Refugees follow Swiss Army personnel who are building tents outside a refugee camp in Lyss, Switzerland © Ruben Sprich / Reuters
A commune in Switzerland’s north has advised its residents not to rent properties to asylum seekers as the authorities fear those would settle forever while the place cannot afford limitless social welfare benefits.
The move was proposed by the council of Rekingen in the canton of Aargau, according to the local Aargauer Zeitung newspaper. The town has currently some 1,000 residents, plus 143 asylum seekers.
The authorities particularly worry that if asylum seekers who have a B Residency Permit stay in the commune, they will receive social welfare benefits and would depend on them.
“The humanitarian idea behind renting an apartment to them is commendable,” the notice in the official community newsletter said. “These people depend on financial aid. Once the municipality is liable, it could mean financial ruin for the community of Rekingen.”
Let's see: 1000 people supporting 143. Of course about half or more of those 1000 residents are children and mothers not working outside the home. That leaves about 500 working residents supporting 143 non-working residents. Yikes! The tax burden to accomplish this will be astounding! Then what happens when these single men marry and start having children? If they can't find work, with just one wife and one child, every single working person in Rekingen will be supporting one refugee or dependent. No wonder they are worked up.
For this reason, the town authorities said they are asking property owners “to refrain from making rental agreements with asylum seekers who are granted a B Permit”.

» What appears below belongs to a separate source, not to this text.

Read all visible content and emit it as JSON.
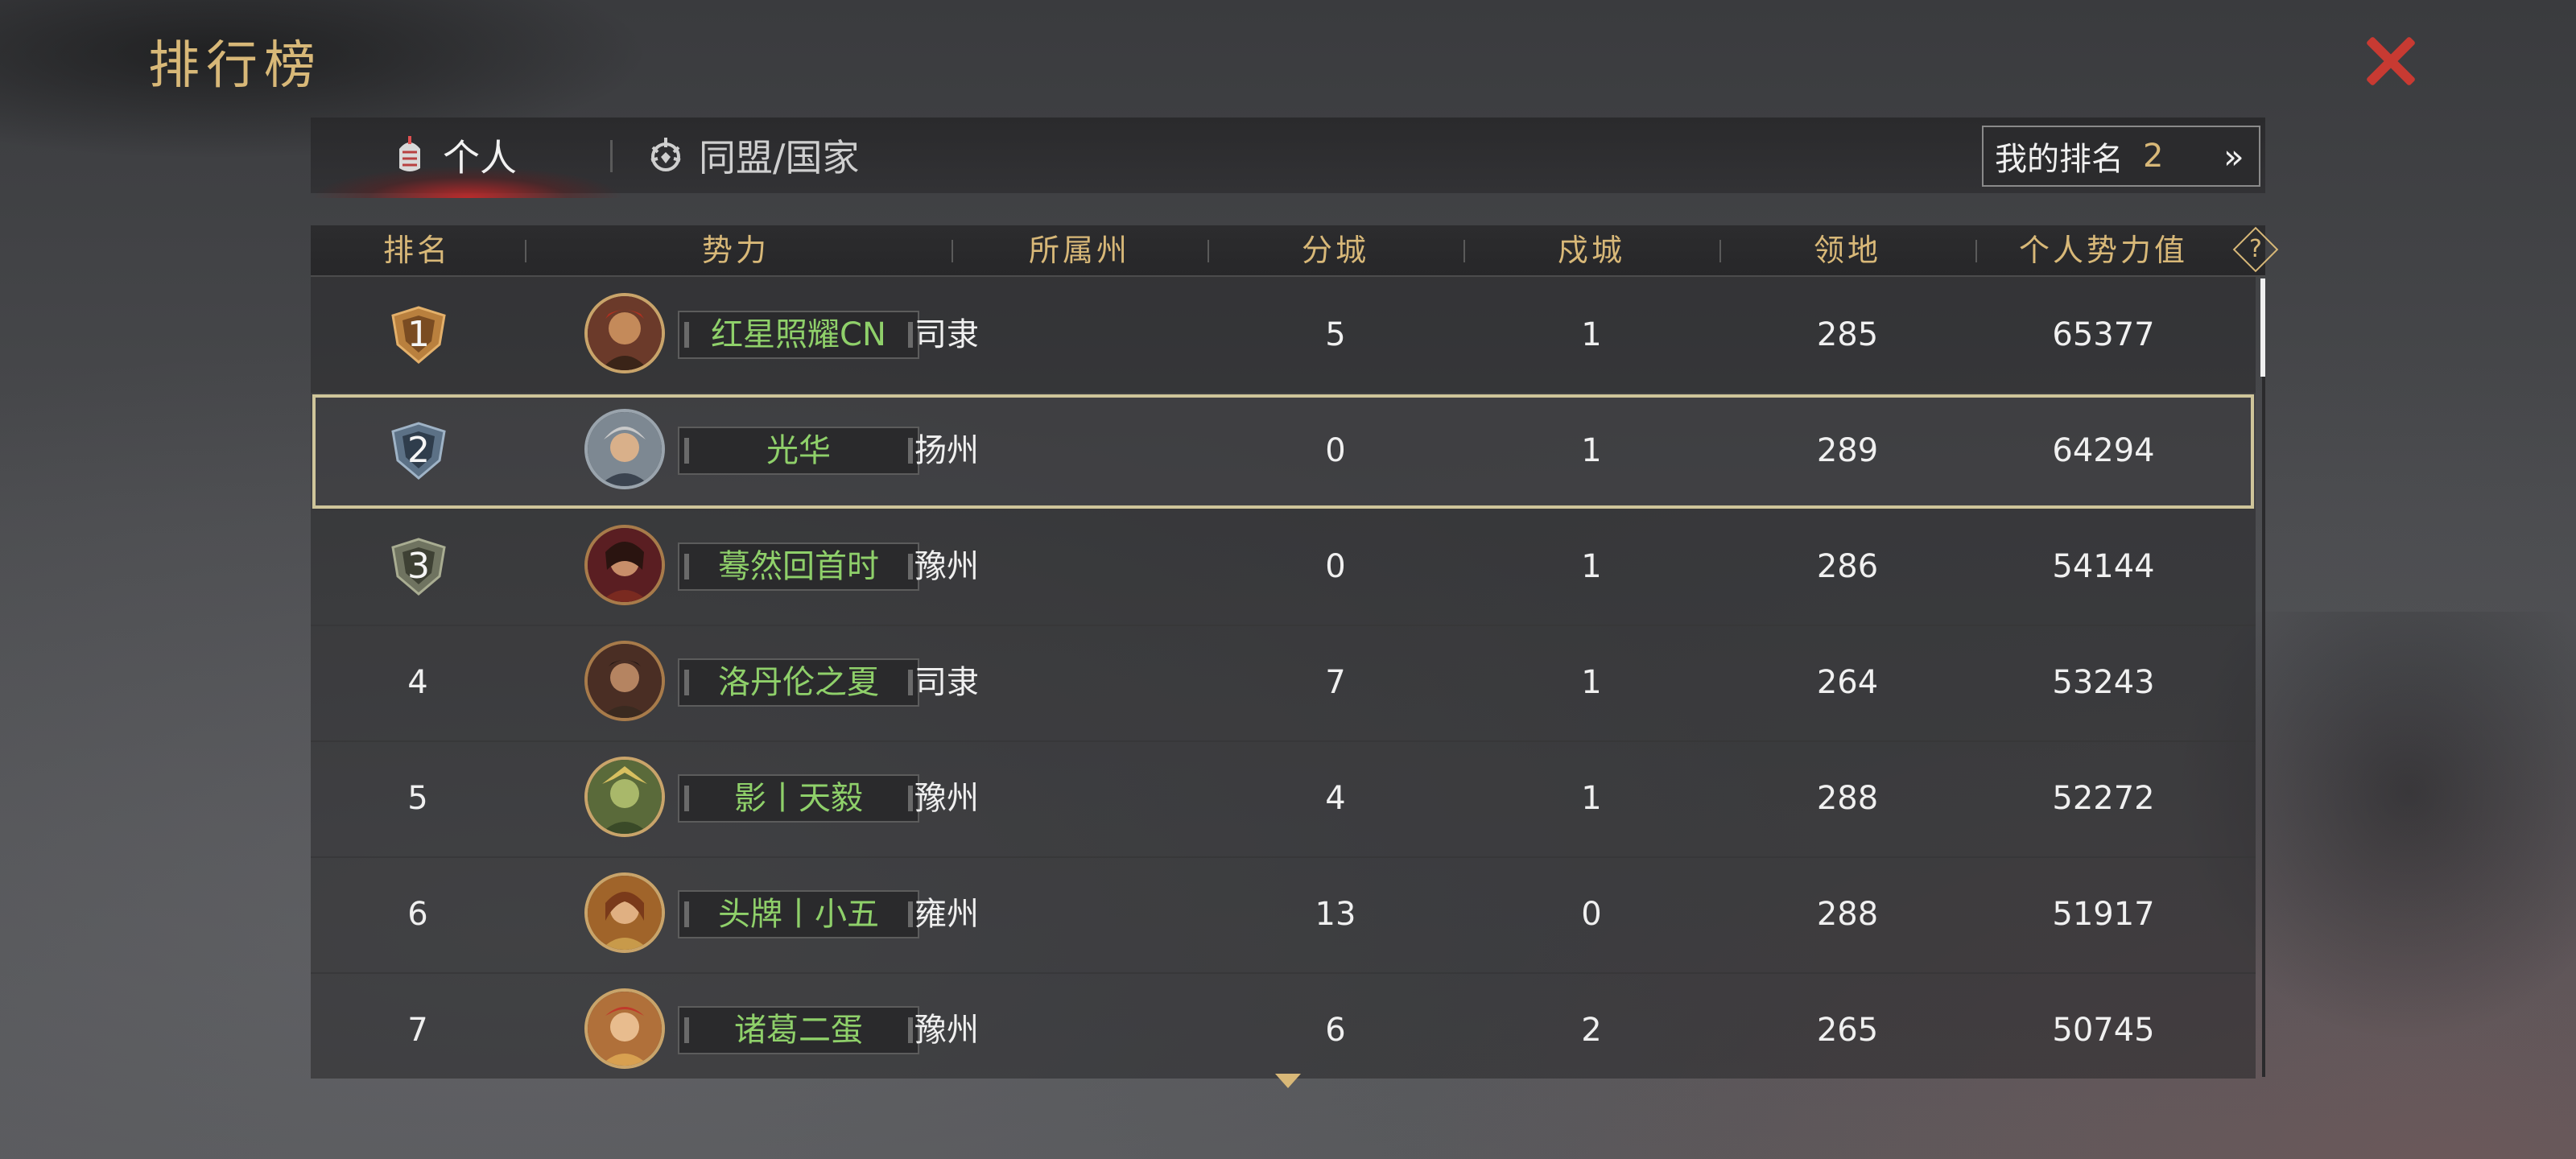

Switzerland defines a refugee with B Permit as a ‘recognized refugee’.
“Recognized refugees receive a one-year, renewable, B permit. For those who manage to successfully integrate in Switzerland, it is possible to apply for the C permit earlier, i.e. after 5 years of legal residence,” the legislation says.
The law states that the refugees may continue to reside in the canton and may “freely choose where in that canton they wish to live.” The canton then supports them financially upon arrival. In Rekingen, homes have been found by five asylum seekers.
A local refugee association has criticized the council’s move, saying that refugees should be helped, not feared.
“The fact is that these mostly young men were recognized by Switzerland as refugees and will stay here in all likelihood the rest of their lives,” Patrizia Bertschi, president of the Aargau Asylum Network Association, said.
“So we need to support them to find the right path to financial independence.”
However, a municipal councilor responsible for asylum, Roman Knöpfel, said that Rekingen faces a shortage of jobs and it would not be “terribly attractive or lucrative” for asylum seekers to remain there long.
It seems Rekingen is one of the few communities in Switzerland, if not Europe, that is looking realistically down the road. The rest are thinking with their hearts and ignoring the consequences.